Work request
The response must reproduce exactly every line of the material below holding the word "thumb".

Study material
☆ ☆ ☆ ☆

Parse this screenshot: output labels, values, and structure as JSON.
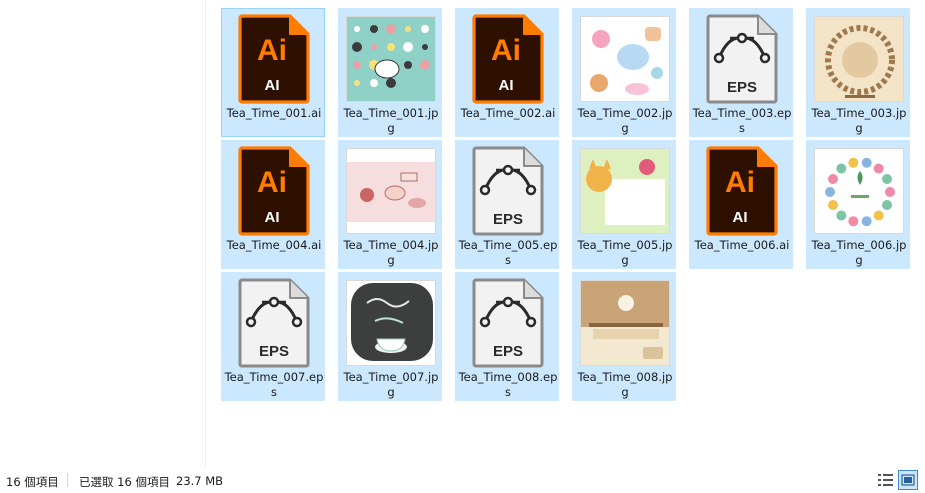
{
  "files": [
    {
      "name": "Tea_Time_001.ai",
      "type": "ai"
    },
    {
      "name": "Tea_Time_001.jpg",
      "type": "jpg",
      "thumb": "teal-icons"
    },
    {
      "name": "Tea_Time_002.ai",
      "type": "ai"
    },
    {
      "name": "Tea_Time_002.jpg",
      "type": "jpg",
      "thumb": "pastel-sweets"
    },
    {
      "name": "Tea_Time_003.eps",
      "type": "eps"
    },
    {
      "name": "Tea_Time_003.jpg",
      "type": "jpg",
      "thumb": "sepia-circle"
    },
    {
      "name": "Tea_Time_004.ai",
      "type": "ai"
    },
    {
      "name": "Tea_Time_004.jpg",
      "type": "jpg",
      "thumb": "pink-tea-set"
    },
    {
      "name": "Tea_Time_005.eps",
      "type": "eps"
    },
    {
      "name": "Tea_Time_005.jpg",
      "type": "jpg",
      "thumb": "cat-card"
    },
    {
      "name": "Tea_Time_006.ai",
      "type": "ai"
    },
    {
      "name": "Tea_Time_006.jpg",
      "type": "jpg",
      "thumb": "floral-wreath"
    },
    {
      "name": "Tea_Time_007.eps",
      "type": "eps"
    },
    {
      "name": "Tea_Time_007.jpg",
      "type": "jpg",
      "thumb": "chalk-we-love-tea"
    },
    {
      "name": "Tea_Time_008.eps",
      "type": "eps"
    },
    {
      "name": "Tea_Time_008.jpg",
      "type": "jpg",
      "thumb": "shelf-scene"
    }
  ],
  "icons": {
    "ai_label_big": "Ai",
    "ai_label_small": "AI",
    "eps_label": "EPS"
  },
  "status": {
    "count": "16 個項目",
    "selected": "已選取 16 個項目",
    "size": "23.7 MB"
  },
  "colors": {
    "selection": "#cce8ff",
    "ai_orange": "#ff7c00",
    "ai_dark": "#2e1000"
  }
}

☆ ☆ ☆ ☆

Problem solution
      "thumb": "teal-icons"
      "thumb": "pastel-sweets"
      "thumb": "sepia-circle"
      "thumb": "pink-tea-set"
      "thumb": "cat-card"
      "thumb": "floral-wreath"
      "thumb": "chalk-we-love-tea"
      "thumb": "shelf-scene"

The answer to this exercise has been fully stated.